§ PROBLEM DESCRIPTION
Look through the entries below, please, and copy every line with the word "icon".

§ TASK INPUT
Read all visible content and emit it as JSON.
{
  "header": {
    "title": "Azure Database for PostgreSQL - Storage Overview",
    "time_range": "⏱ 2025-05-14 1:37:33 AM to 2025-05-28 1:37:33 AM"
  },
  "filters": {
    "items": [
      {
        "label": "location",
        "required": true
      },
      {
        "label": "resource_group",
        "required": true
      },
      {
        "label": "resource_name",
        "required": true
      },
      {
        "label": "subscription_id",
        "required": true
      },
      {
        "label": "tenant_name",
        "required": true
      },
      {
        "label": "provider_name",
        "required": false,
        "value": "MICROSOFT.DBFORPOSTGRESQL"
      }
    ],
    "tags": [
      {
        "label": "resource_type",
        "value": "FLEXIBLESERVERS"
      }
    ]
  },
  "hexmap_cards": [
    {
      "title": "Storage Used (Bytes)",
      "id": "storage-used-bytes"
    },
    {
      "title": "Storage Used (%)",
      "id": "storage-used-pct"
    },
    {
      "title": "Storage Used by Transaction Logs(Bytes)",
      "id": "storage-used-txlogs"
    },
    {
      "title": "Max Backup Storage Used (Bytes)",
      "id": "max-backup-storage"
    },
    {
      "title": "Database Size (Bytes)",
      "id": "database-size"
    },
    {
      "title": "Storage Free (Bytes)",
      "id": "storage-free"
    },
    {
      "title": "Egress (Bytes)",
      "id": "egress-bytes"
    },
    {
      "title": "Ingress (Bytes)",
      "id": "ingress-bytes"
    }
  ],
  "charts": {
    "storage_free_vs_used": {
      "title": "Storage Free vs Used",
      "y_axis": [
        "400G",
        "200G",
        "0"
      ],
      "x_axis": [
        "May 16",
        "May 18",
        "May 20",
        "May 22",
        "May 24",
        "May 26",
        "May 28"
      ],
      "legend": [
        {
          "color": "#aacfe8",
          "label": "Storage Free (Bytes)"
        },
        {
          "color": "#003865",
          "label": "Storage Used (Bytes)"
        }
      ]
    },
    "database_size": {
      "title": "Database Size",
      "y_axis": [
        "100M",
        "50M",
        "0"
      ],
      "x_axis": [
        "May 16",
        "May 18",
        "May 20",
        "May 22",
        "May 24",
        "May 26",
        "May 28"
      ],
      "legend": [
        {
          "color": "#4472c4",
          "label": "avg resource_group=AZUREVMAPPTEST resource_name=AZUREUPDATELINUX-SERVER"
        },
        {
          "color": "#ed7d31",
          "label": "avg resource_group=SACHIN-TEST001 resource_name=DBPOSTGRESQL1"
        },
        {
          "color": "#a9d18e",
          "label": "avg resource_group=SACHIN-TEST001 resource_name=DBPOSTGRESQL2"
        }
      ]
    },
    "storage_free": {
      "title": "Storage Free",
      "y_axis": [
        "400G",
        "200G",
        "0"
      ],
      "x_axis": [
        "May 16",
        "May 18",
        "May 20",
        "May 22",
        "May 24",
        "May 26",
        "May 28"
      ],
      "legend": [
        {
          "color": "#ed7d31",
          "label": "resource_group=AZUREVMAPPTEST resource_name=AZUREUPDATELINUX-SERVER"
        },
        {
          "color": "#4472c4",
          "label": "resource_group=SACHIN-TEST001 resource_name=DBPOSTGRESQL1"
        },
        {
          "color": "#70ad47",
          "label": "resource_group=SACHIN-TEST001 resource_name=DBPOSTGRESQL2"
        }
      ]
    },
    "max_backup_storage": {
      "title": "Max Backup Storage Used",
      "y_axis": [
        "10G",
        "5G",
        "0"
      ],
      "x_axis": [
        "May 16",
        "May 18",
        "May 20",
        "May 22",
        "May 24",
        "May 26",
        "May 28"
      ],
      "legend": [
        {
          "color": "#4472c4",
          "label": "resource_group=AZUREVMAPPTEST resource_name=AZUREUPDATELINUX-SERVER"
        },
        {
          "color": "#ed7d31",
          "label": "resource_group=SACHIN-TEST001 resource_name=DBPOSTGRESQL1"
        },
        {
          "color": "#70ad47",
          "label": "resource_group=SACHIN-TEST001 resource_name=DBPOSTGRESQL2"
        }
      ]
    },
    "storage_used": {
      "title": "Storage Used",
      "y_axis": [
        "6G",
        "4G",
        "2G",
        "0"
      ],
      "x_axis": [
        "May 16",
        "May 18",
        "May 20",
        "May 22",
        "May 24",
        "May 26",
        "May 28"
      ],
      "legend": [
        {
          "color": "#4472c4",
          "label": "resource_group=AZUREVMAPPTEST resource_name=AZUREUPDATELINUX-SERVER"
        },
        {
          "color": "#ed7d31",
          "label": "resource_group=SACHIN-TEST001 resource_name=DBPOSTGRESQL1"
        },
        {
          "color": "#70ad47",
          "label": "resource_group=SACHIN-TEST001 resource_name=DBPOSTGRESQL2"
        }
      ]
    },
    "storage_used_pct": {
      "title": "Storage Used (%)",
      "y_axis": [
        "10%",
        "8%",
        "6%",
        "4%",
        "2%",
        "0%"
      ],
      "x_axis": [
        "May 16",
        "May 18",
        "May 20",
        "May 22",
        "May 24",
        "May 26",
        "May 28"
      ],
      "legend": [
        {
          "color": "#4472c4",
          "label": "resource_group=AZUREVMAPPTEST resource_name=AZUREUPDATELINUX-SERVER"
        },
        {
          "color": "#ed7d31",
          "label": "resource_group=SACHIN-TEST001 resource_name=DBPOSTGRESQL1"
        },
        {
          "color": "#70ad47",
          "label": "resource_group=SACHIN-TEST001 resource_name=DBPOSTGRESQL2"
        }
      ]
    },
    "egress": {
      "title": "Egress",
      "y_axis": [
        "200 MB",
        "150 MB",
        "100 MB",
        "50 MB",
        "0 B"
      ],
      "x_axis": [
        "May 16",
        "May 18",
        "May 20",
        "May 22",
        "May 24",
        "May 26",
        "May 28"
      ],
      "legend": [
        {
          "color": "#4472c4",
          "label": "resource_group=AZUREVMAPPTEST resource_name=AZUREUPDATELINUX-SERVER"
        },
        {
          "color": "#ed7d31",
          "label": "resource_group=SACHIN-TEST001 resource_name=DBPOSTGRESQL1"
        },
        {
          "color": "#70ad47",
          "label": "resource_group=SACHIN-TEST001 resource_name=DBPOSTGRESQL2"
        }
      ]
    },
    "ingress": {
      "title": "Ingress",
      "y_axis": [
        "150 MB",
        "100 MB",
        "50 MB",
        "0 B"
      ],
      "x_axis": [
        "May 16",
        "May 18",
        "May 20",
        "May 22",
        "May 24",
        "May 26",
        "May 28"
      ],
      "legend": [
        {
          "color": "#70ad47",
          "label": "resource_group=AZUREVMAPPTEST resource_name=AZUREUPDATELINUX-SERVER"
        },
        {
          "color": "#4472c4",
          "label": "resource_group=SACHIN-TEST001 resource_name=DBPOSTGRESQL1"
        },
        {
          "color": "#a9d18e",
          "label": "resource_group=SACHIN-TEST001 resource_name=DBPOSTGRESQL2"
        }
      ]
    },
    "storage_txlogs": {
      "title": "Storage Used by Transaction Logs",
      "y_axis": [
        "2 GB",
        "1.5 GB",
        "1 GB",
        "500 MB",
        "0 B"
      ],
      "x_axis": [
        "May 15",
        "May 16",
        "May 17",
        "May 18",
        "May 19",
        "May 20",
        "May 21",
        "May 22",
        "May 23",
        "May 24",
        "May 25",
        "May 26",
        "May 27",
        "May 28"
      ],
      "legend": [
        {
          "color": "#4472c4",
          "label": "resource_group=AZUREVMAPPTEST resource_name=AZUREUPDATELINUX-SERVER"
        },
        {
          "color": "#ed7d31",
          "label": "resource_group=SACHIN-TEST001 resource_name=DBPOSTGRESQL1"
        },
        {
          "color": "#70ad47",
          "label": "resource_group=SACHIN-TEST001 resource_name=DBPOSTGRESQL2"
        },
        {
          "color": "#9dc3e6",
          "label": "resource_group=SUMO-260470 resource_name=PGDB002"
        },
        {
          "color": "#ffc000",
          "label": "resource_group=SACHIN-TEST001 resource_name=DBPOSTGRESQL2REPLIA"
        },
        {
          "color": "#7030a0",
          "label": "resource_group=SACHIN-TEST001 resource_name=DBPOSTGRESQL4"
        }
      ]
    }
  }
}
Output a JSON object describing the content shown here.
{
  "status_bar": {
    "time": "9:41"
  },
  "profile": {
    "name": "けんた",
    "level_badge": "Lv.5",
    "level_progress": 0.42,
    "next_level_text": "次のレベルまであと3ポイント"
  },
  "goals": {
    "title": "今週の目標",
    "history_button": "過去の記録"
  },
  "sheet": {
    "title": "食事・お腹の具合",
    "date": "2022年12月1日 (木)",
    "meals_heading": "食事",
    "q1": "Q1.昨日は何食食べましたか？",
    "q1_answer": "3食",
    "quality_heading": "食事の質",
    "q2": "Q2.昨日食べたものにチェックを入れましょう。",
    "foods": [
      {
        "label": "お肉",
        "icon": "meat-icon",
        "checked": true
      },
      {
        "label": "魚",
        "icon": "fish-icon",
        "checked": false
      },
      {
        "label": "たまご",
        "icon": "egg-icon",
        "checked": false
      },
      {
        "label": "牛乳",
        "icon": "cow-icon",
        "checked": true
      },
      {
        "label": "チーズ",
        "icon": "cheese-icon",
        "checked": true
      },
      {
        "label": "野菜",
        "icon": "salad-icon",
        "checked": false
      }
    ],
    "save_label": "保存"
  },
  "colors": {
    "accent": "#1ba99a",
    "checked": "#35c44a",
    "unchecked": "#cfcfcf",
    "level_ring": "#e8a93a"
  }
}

§ ANSWER AREA
        "icon": "meat-icon",
        "icon": "fish-icon",
        "icon": "egg-icon",
        "icon": "cow-icon",
        "icon": "cheese-icon",
        "icon": "salad-icon",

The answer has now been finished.